“When we first started getting together all we did was cry. Now when we get together we can laugh.” That’s Eva Gordon talking about her fellow bereavement group members at the Cancer Support Community Valley/Ventura/Santa Barbara (CSCVVSB). The group, facilitated by Anne Gessert, MS, LMFT for the past 23 years, is offered free of charge to people in our community who have lost a loved one to cancer.
Eva and her friends Eileen Beck, Marilyn Lippel and Maria Potje were kind enough to share the story of the lasting bonds they found in the group.
Here is their story in their own words:
I lost my husband three and a half years ago from bone and lung cancer. We had met at temple. We had a wonderful six years together. I ran into someone at temple who had just lost his wife, and he told me about the group. I met many great people in the group. I attended for about a year and a half and have kept in contact with Anne and the others.
Since leaving the group, we have tried to get together monthly. I had a brunch at my house for about 18 people and we had 30 people at a pool party at Eileen’s house.

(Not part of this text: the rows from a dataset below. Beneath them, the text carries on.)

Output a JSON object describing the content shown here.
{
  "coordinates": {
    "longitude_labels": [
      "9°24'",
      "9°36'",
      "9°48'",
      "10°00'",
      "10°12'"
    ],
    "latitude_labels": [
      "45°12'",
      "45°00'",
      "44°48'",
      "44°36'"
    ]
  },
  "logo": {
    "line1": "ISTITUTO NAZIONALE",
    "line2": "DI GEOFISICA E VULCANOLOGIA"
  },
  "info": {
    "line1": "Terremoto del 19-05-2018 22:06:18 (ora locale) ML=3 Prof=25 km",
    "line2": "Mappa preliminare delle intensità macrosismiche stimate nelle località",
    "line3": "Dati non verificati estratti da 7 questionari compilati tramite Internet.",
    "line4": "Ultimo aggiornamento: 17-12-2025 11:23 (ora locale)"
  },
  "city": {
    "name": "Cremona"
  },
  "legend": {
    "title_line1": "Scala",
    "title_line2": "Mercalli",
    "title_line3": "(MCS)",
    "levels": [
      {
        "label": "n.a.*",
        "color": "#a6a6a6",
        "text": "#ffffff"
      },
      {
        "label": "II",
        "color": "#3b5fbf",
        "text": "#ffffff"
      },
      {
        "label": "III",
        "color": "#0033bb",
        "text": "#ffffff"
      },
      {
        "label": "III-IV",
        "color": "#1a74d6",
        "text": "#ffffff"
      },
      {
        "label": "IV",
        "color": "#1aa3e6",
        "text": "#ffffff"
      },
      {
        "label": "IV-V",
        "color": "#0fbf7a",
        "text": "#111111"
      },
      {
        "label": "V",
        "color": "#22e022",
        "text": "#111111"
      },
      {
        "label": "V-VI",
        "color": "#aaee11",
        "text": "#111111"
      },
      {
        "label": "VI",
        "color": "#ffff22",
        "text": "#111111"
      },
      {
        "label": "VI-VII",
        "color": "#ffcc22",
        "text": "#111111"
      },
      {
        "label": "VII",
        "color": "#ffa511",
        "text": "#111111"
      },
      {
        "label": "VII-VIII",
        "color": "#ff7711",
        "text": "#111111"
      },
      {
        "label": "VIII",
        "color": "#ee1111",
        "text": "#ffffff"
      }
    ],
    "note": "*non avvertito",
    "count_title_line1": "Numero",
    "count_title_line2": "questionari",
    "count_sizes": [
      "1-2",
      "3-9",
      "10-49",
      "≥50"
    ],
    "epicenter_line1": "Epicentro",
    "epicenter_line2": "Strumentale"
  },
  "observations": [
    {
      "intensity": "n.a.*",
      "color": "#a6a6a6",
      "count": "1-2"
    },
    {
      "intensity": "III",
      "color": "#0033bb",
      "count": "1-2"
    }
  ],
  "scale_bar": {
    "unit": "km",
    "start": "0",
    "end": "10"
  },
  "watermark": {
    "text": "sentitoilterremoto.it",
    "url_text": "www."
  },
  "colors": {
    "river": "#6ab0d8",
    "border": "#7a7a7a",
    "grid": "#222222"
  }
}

Everyone had a great time and a few shared their stories with others. We all said that we would not have been there if it had not been for Anne. She has done so much for us and we love her for it.
My husband of 37 years was diagnosed with Stage IV pancreatic cancer just two months after our daughter had twins with major complications, who both ended up in the NICU. My world was totally upside down. One of my friends told me there was a place in Westlake Village where I could find a support group. I joined the Caregiver Group facilitated by Peggy Johnston, MA, LMFT. I couldn’t even talk; all I could do was listen at first.
The last six months of my husband’s illness were very tough. That’s when he started to go downhill. After he passed I was a total mess. I was only 19 when I got married so my husband made me the woman that I am today.
I was so attached to my Caregiver Group members that I stayed in the group after my husband passed. It took me nine months to make the transition into the Bereavement Group.
Peggy and Anne saved my life. I still miss my husband every day. The pain will never go away but it gets softer.
The people who were in the Bereavement Group when I first joined still get together once a month or so. In July we had a pool party and barbecue at my house. It was such a beautiful day. People started arriving at 3pm and the last ones left at 8:30pm. Whether we lost a wife, husband, or child, we all know the pain, and we have all been through it. The friendships I’ve made in this group have been amazing.
When my husband was diagnosed with colorectal cancer, we both joined CSCVVSB groups – I went to the Caregiver Group and he went to a group for people with cancer. It was so helpful to be able to see other people who were going through what I was going through. We knew we could talk about the roller coaster of cancer treatment.
When my husband passed away, I kept going to the Caregiver Group because I had such a connection to the people. But eventually I didn’t want to hear about the roller coaster anymore, because I wasn’t on it. That’s when I knew it was time to join the Bereavement Group.
I went to the Bereavement Group with the hope that it would make the journey easier for me, and it did. Just knowing there was a place I could go where no one judged me when I was dealing with the things that come up. When should I take my wedding ring off? Should I date or not date? How often should I go to the cemetery? How do I help my children go through losing their father? It was so easy to be able to talk and hear other people’s scenarios and how they handled everything.
We realized how connected we were and we didn’t want to lose that connection after we stopped going to the group. Our get togethers are such a great opportunity to see each other again and see where we are in our lives and where we have come.
Last year we one of our group members got married and invited all of us to her wedding. It was so lovely to be there and see how happy she was and how happy we all were for her.
I would tell anyone going through a loss just to put one foot in front of the other and keep going. There will be days where you have setbacks, but just know that tomorrow may not be a day like that. It gets easier.
I lost my husband of 20 years to cancer. I moved from the Caregiver Group into the Bereavement Group about one month after Billy passed. We would be fairly loud after our group meetings, chit chatting all the way through the building and into the parking lot. A few people suggested we keep our conversations going so we decided to get together for brunch. We did this a few times and it became a monthly thing.
Several months ago someone came up with the idea of having a game night. Our favorite game is Family Feud. Marilyn also hosted a potluck brunch at her house, and then Eileen volunteered to have a pool party at her house. We decided to invite the current members of the Bereavement Group, and we ended up with 30 people!
Being with this group of people is a totally different environment where you can have the conversations you need to have. You don’t have to be silent about cancer or death or things that people normally don’t want to talk about. You can get to know someone in a way you ordinarily wouldn’t.
The Bereavement Group is one of dozens of groups offered free of charge at Cancer Support Community Valley/Ventura/Santa Barbara. Learn about all of our programs here, and learn how you can help here.